Brad Lander directs the Pratt Center for Community Development, which works for a more just, equitable, and sustainable city for all New Yorkers by empowering communities to plan and realize their futures. During Brad's tenure, the Pratt Center has helped to shape a new inclusionary zoning policy to create affordable housing in NYC, to protect the tenure of public housing residents in Staten Island, and to create a new dialogue and strategies for how growth can be made to work for New York's low and moderate income communities. Brad also teaches affordable housing, real estate development, and community planning at Pratt.
Before coming to Pratt in 2003, Brad served for a decade as executive director of the Fifth Avenue Committee, a community-based organization in Brooklyn that develops and manages affordable housing; creates economic opportunities through workforce development, job creation, and adult education; and organizes tenants and workers to fight for a better community. Brad's work at Fifth Avenue Committee was recognized with awards from the Ford Foundation, Fannie Mae Foundation, and New York Magazine. He holds a masters in City and Regional Planning from Pratt, a masters in Social Anthropology from the University College London, and a bachelor of arts from the University of Chicago. Brad lives in Brooklyn with his wife, Meg Barnette, and their children, Marek and Rosa.

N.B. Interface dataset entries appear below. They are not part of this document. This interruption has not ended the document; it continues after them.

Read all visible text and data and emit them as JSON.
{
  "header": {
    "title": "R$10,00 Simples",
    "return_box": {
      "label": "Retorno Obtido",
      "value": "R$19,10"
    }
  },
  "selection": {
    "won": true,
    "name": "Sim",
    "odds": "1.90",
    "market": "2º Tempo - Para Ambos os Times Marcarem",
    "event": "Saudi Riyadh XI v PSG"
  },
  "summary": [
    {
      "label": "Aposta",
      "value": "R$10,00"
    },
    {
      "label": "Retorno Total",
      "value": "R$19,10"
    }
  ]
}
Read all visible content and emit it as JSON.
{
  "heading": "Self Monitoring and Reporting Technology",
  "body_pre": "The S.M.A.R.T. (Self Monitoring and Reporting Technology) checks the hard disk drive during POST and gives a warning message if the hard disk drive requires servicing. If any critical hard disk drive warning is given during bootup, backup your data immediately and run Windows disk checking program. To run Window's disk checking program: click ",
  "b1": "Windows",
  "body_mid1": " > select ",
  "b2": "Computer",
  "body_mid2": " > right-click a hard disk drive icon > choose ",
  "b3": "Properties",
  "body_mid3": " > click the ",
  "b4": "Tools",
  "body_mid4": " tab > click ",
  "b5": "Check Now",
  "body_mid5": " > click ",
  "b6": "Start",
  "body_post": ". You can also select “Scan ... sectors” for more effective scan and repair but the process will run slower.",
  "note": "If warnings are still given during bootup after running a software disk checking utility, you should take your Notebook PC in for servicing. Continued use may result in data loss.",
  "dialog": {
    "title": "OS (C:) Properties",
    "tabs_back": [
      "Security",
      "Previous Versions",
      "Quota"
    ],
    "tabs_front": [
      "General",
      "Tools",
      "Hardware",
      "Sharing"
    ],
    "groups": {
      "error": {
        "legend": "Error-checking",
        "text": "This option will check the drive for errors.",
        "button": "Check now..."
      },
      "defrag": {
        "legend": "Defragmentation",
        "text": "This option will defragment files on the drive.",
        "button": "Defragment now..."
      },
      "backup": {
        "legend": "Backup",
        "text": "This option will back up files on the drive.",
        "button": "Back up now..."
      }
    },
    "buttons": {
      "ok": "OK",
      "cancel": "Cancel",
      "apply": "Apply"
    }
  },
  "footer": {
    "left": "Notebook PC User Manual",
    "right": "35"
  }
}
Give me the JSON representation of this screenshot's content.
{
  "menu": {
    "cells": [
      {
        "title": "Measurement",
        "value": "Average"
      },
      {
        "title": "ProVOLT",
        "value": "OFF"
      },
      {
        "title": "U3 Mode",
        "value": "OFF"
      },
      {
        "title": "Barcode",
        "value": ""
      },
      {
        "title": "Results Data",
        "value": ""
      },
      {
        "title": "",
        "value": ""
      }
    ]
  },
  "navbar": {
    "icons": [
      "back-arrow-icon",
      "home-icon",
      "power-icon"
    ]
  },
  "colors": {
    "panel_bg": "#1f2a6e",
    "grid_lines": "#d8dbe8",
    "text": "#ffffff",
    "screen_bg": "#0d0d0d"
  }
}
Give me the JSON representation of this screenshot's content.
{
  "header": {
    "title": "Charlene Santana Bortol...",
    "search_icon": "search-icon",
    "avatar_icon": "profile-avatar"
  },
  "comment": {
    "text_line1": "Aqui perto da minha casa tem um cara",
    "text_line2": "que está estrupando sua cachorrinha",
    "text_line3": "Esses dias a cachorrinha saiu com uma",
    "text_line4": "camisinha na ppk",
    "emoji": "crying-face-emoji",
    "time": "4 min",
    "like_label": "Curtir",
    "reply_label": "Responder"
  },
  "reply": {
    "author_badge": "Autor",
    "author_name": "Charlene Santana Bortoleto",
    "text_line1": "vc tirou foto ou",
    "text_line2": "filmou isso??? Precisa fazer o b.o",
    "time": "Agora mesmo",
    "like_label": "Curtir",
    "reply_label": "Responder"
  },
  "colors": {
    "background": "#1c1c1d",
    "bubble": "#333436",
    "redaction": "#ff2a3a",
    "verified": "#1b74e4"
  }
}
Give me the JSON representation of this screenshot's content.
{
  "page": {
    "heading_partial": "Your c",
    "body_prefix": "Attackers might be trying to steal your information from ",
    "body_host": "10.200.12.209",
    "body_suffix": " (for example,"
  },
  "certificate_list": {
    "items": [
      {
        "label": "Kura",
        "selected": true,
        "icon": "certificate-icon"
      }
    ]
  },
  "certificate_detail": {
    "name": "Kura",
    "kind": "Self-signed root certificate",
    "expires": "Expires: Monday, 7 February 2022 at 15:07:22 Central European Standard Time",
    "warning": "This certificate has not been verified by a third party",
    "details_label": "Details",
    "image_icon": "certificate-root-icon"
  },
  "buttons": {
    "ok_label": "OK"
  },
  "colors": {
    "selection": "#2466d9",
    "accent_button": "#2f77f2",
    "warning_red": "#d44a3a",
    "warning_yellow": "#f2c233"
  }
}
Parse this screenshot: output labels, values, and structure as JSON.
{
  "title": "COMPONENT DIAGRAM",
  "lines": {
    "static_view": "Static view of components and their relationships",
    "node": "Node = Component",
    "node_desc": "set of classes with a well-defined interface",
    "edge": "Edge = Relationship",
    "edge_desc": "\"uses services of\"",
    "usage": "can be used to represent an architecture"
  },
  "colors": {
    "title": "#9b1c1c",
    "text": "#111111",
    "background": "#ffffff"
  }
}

Laura Wolf-Powers is the Chairperson of Pratt Institute’s Graduate Center for Planning and the Environment, overseeing masters degree programs in city and regional planning, environmental planning and historic preservation. Her research and publications focus on urban labor markets, job-centered economic development, and the politics of urban redevelopment. She works actively with the Pratt Center for Community Development, the New York City Employment and Training Coalition, and other organizations on economic development and land use policy initiatives. She holds a PhD in urban planning and policy from Rutgers University.
Robin Kniech is an attorney and serves as the Program Director for the Front Range Economic Strategy Center in Denver, Colorado. She coordinates FRESC’s Campaign for Responsible Development (CRD), and works to implement agreements and policies for equity and sustainability in subsidized developments. Her expertise includes maximizing affordable housing and good jobs at publicly supported redevelopments, local hiring, workforce development in the construction industry, and public policy.